Sales of new homes in the U.S. jumped 4.8 percent from August but fell more than 23 percent from September 2006, the federal government reported today in its release of new residential sales data for last month.
Both 15-year and 30-year fixed mortgage rates fell from last week and last year. The average rate for a 15-year mortgage is currently 5.99 percent. The average rate for a 30-year mortgage is currently 6.33 percent.
Existing homes sold at the slowest pace since 1998, according to Freddie Mac, the quasi-government agency that buys mortgages from banks.
Could this be a buyer’s market? Probably only if you’re on the higher end of the wealth scale.
Even 5-year Treasury-indexed adjustable rate mortgage (ARM) interest rates fell to 6.03 percent from 6.11 percent last week.
It’s really important to understand the terms of your mortgage before you sign on the dotted line. Some take these things for granted, but if you do, it can come back to bite you.
If you’re getting an ARM, you should know how long before it adjusts and what index the interest rate is tied to. It could be the Treasury notes, like I cited above, or it could be LIBOR – the London Interbank Offered Rate. Once the initial period of your ARM ends, you’ll face interest rate adjustments each time the index changes.

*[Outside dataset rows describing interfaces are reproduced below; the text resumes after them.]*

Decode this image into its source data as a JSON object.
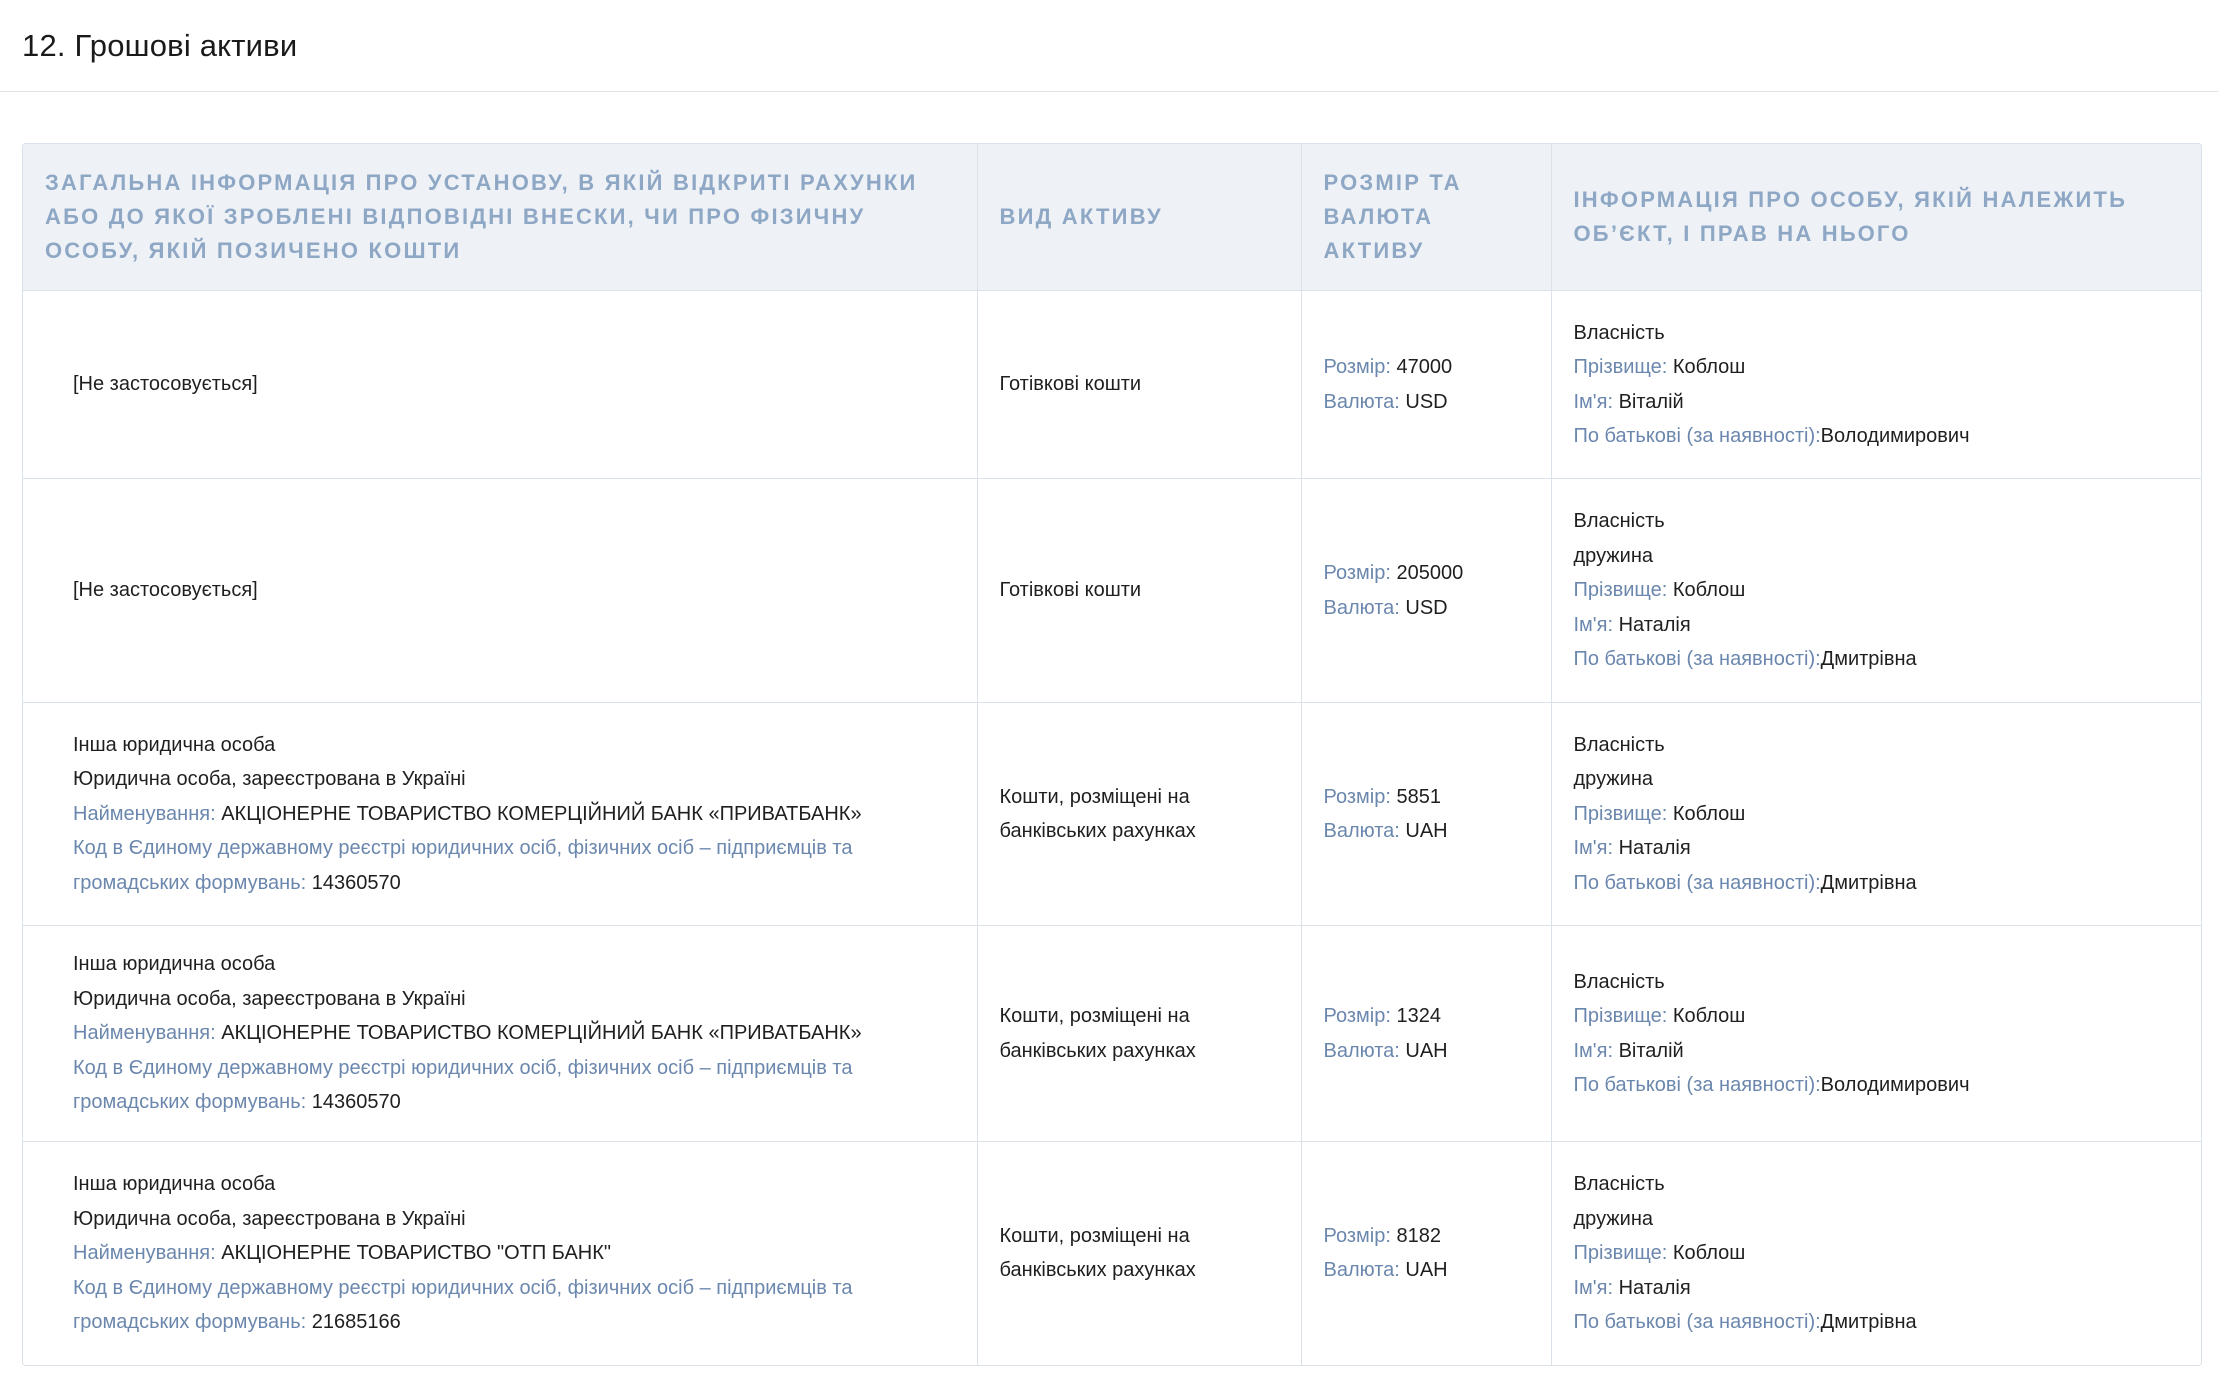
{
  "section": {
    "title": "12. Грошові активи"
  },
  "table": {
    "headers": [
      "Загальна інформація про установу, в якій відкриті рахунки або до якої зроблені відповідні внески, чи про фізичну особу, якій позичено кошти",
      "Вид активу",
      "Розмір та валюта активу",
      "Інформація про особу, якій належить об’єкт, і прав на нього"
    ],
    "labels": {
      "name": "Найменування:",
      "code": "Код в Єдиному державному реєстрі юридичних осіб, фізичних осіб – підприємців та громадських формувань:",
      "size": "Розмір:",
      "currency": "Валюта:",
      "surname": "Прізвище:",
      "first_name": "Ім'я:",
      "patronymic": "По батькові (за наявності):"
    },
    "rows": [
      {
        "institution": {
          "not_applicable": "[Не застосовується]"
        },
        "asset_type": "Готівкові кошти",
        "size": "47000",
        "currency": "USD",
        "owner": {
          "right": "Власність",
          "relation": "",
          "surname": "Коблош",
          "first_name": "Віталій",
          "patronymic": "Володимирович"
        }
      },
      {
        "institution": {
          "not_applicable": "[Не застосовується]"
        },
        "asset_type": "Готівкові кошти",
        "size": "205000",
        "currency": "USD",
        "owner": {
          "right": "Власність",
          "relation": "дружина",
          "surname": "Коблош",
          "first_name": "Наталія",
          "patronymic": "Дмитрівна"
        }
      },
      {
        "institution": {
          "kind": "Інша юридична особа",
          "registration": "Юридична особа, зареєстрована в Україні",
          "name": "АКЦІОНЕРНЕ ТОВАРИСТВО КОМЕРЦІЙНИЙ БАНК «ПРИВАТБАНК»",
          "code": "14360570"
        },
        "asset_type": "Кошти, розміщені на банківських рахунках",
        "size": "5851",
        "currency": "UAH",
        "owner": {
          "right": "Власність",
          "relation": "дружина",
          "surname": "Коблош",
          "first_name": "Наталія",
          "patronymic": "Дмитрівна"
        }
      },
      {
        "institution": {
          "kind": "Інша юридична особа",
          "registration": "Юридична особа, зареєстрована в Україні",
          "name": "АКЦІОНЕРНЕ ТОВАРИСТВО КОМЕРЦІЙНИЙ БАНК «ПРИВАТБАНК»",
          "code": "14360570"
        },
        "asset_type": "Кошти, розміщені на банківських рахунках",
        "size": "1324",
        "currency": "UAH",
        "owner": {
          "right": "Власність",
          "relation": "",
          "surname": "Коблош",
          "first_name": "Віталій",
          "patronymic": "Володимирович"
        }
      },
      {
        "institution": {
          "kind": "Інша юридична особа",
          "registration": "Юридична особа, зареєстрована в Україні",
          "name": "АКЦІОНЕРНЕ ТОВАРИСТВО \"ОТП БАНК\"",
          "code": "21685166"
        },
        "asset_type": "Кошти, розміщені на банківських рахунках",
        "size": "8182",
        "currency": "UAH",
        "owner": {
          "right": "Власність",
          "relation": "дружина",
          "surname": "Коблош",
          "first_name": "Наталія",
          "patronymic": "Дмитрівна"
        }
      }
    ]
  }
}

Whether to get an ARM or a fixed rate mortgage depends on how long you’ll be in the home and whether you’re comfortable taking on the risk of having a mortgage interest rate that fluctuates. It might seem like the better deal initially because it has the lower interest rate, but in the long run it could lead to higher payments. Think about all the folks who bought homes using ARMs within the past year and who are now clamoring to have their terms renegotiated or facing foreclosure.
Learn from their mistakes. Do what’s right for you, what you can afford comfortably. And bear in mind that some economists are predicting a recession.
Oct. 25, 2007.
Leave A Comment